But it may be said: How does this enable us to say that she was conceived without original sin? If Anglicans knew what we mean by original sin, they would not ask the question. Our doctrine of original sin is not the same as the Protestant doctrine. “Original sin,” with us, cannot be called sin in the mere ordinary sense of the word “sin.” It is a term denoting Adam’s sin as transferred to us, or the state to which Adam’s sin reduces his children. But by Protestants it seems to be understood as sin, in much the same sense as actual sin. We, with the Fathers, think of it as something negative, Protestants as something positive. Protestants hold that it is a disease, a radical change of nature, an active poison internally corrupting the soul, infecting its primary elements, and disorganizing it. And they fancy that we ascribe a different nature from ours to the Blessed Virgin, different from that of her parents, and from that of fallen Adam. We hold nothing of the kind; we consider that in Adam she died, as all others do; that she was included, together with the whole race, in Adam’s sentence; that she incurred his debt, as we do. But for the sake of him who was to redeem her and us upon the cross, to her the debt was remitted by anticipation. On her the sentence was not carried out, except indeed as regards her natural death, for she died when her time came, as others do.

All this we teach, but we deny that she had original sin.

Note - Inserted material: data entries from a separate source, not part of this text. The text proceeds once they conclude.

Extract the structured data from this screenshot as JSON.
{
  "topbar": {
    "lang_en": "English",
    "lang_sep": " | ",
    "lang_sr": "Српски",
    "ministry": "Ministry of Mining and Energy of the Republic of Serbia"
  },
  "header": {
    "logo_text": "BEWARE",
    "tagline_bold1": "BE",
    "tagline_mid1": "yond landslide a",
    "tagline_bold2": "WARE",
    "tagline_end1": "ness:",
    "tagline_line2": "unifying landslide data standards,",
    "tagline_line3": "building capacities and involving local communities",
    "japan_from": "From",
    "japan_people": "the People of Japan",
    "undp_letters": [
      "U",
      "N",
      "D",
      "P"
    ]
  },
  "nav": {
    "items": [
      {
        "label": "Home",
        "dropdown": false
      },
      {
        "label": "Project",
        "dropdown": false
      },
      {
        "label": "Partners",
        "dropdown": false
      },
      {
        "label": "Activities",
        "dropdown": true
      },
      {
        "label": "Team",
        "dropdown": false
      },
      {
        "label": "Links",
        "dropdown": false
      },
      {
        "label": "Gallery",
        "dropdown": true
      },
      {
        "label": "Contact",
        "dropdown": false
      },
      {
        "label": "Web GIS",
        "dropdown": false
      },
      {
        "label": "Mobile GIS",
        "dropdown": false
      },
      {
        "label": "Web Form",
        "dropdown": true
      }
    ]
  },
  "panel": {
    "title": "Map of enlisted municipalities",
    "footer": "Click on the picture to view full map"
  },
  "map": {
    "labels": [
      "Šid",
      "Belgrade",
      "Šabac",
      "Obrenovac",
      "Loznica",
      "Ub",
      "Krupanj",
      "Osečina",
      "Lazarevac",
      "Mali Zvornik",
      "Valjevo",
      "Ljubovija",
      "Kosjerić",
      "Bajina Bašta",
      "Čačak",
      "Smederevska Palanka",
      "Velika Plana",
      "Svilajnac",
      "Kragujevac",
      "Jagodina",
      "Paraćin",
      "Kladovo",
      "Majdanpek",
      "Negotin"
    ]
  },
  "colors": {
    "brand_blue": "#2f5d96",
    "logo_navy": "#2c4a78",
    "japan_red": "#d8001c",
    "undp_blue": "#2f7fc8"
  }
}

For by original sin we mean, as I have already said, something negative, that is, the deprivation of that supernatural unmerited grace which Adam and Eve had on their first formation—deprivation and the consequences of deprivation. Mary could not merit, any more than they, the restoration of that grace; but it was restored to her by God’s free bounty, from the very first moment of her existence, and thereby, in fact, she never came under the original curse, which consisted in the loss of it. And she had this special privilege in order to fit her to become the Mother of her and our Redeemer, to fit her mentally, spiritually for it. So that, by the aid of the first grace, she might so grow in grace, that, when the angel came and her Lord was at hand, she might be “full of grace,” prepared as far as a creature could be prepared to receive him into her bosom.

I have drawn the doctrine of the Immaculate Conception as an immediate inference, from the primitive doctrine that Mary is the Second Eve. The argument seems to me conclusive, and, if it has not been universally taken as such, this has come to pass because there has not been a clear understanding among Catholics what exactly was meant by the “Immaculate Conception.” To many it seemed to imply that the Blessed Virgin did not die in Adam, that she did not come under the penalty of the fall, that she was not redeemed, that she was conceived in some way inconsistent with the verse in the “Miserere” Psalm.

I cannot believe that the doctrine of the Immaculate Conception would have ever been opposed if controversy had in earlier days so clarified the subject as to make it plain to all that the doctrine meant nothing else than that in fact, in her case, the general sentence on mankind was not carried out; and that (this exemption was granted) by means of the indwelling in her of divine grace from the first moment of her being (and this is all the decree of 1854 has declared). An instinctive sentiment has led Christians jealously to put the Blessed Mary aside when sin comes into discussion. This is expressed in the well-known words of St. Augustine, All have sinned “except the Holy Virgin Mary, concerning whom, for the honor of the Lord, I wish no question to be raised at all, when we are treating of sins.” These words, whatever St. Augustine’s actual occasion of using them, certainly, in the spirit which they breathe, are well adapted to convey the notion that, though her parents had no privilege beyond other parents, she did not personally have any part in sin whatever.

This article was excerpted from “Letter to Rev. E. B. Pusey” in Difficulties of Anglicans, London, 1920, Vol. II, pp. 44-50, as found in Mystical Rose, ed. Joseph Regina, Scepter, 1996.